At Stance, our position is simple and strong: we help companies create positive experiences for their customers. From our standpoint, Customer Experience Management (CEM) is an ongoing journey (a leisurely road trip as opposed to a quick overnighter) during which we observe, address, and implement processes that place your organization, your employees, and your clientele on common ground.

For all intents and purposes, let’s start at the beginning: defining customer experience
and customer experience management.

CUSTOMER EXPERIENCE
The customer experience is not a tangible item. You can’t touch thoughts and feelings and you can’t bend an expectation or a perception. The customer experience is what happens when a customer buys a home or a phone, or orders a meal or gets a massage. The experience starts when the idea enters their mind and it really never ends. Every time a customer gets a massage or orders another meal, they think about the time before and how they wish this time would be different, better, cheaper, easier, faster, more emotional, tastier, friendlier or possibly the same. The experience belongs to the customer. 

It stands to reaason that your company’s brand promise IS the customer’s perception which is based on

  • Expectations
  • Experiences with you and competitors
  • Social interactions which affect the brand (thank you Eric Jacques, Customer Excellence)
  • Word of mouth

CUSTOMER EXPERIENCE MANAGEMENT (CEM)
Two years ago I said:

“CEM is a customer-centric business strategy that ensures all employees are delivering the company values, mission and brand promise to create a favorable customer experience.”

In April 2010 I said:

“CEM is the ability to meet and exceed the expectations of those with the highest propensity to buy.”

Ron Shevlin, Senior Analyst at Aite Group and author of Marketing Tea Party blog has a knack for consistently pushing me to bend my definition of CEM and go beyond empty industry jargon…..and I like it.

Yesterday, after reading his blog, I upgraded my definition again:

“CEM is improving business processes to include customer perspective to align the employees, the customer and the organization and increase business and reduce losses due to wasteful practices…. and do it better than the competition.”

It sounds so simple.

Processes – without processes companies crumble under pressure (something I forgot I knew and learned from Jennifer Gore – mentor, stepmother and friend) and fail to create optimal customer experiences.  

Customers – without knowing the customer, there is no chance of differentiating from other companies or creating remarkable, memorable and over the top experiences.

CEM is well-traveled by large corporations…but why should they have all the fun? Stance aims to introduce smaller companies to the benefits
of CEM (to be discussed in future blog posts): customer retention, customer referrals and higher profit margins.

Clearly CEM continues to evolve, at least for me. How have your ideals and definitions of CEM evolved over the years?

Thank you for supporting my first blog post.
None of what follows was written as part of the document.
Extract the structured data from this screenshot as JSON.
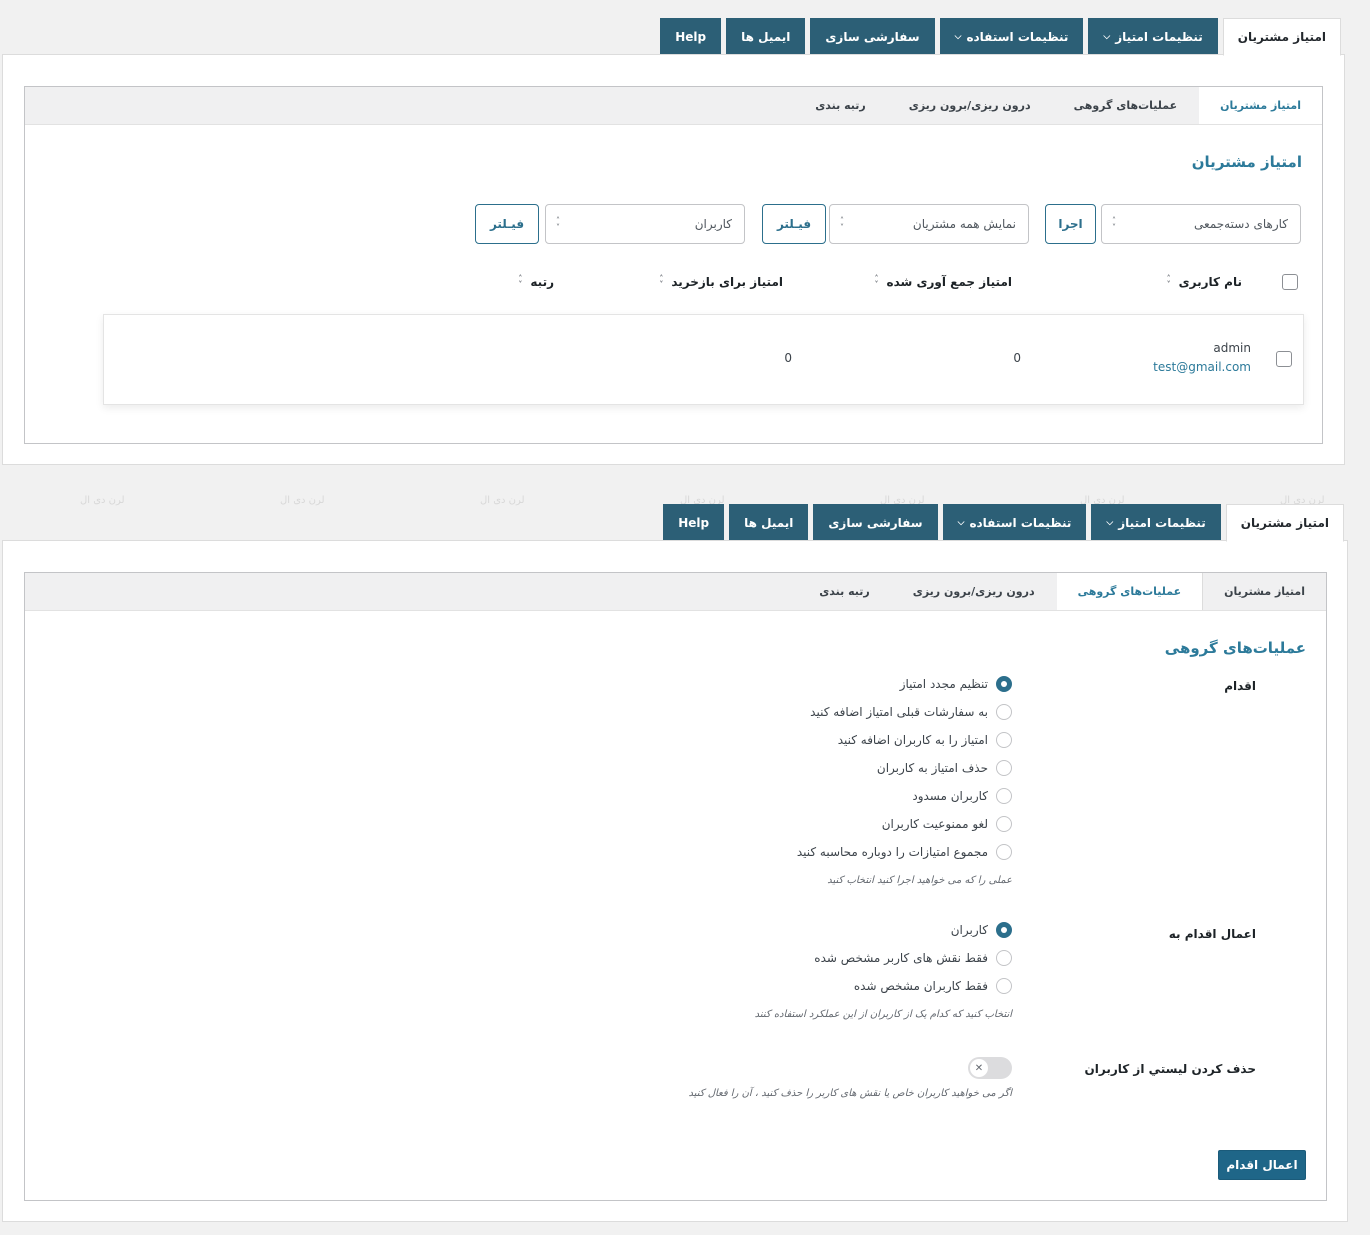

There are many more to come as well as inevitable changes including the new site design which is under way. I look forward to your comments.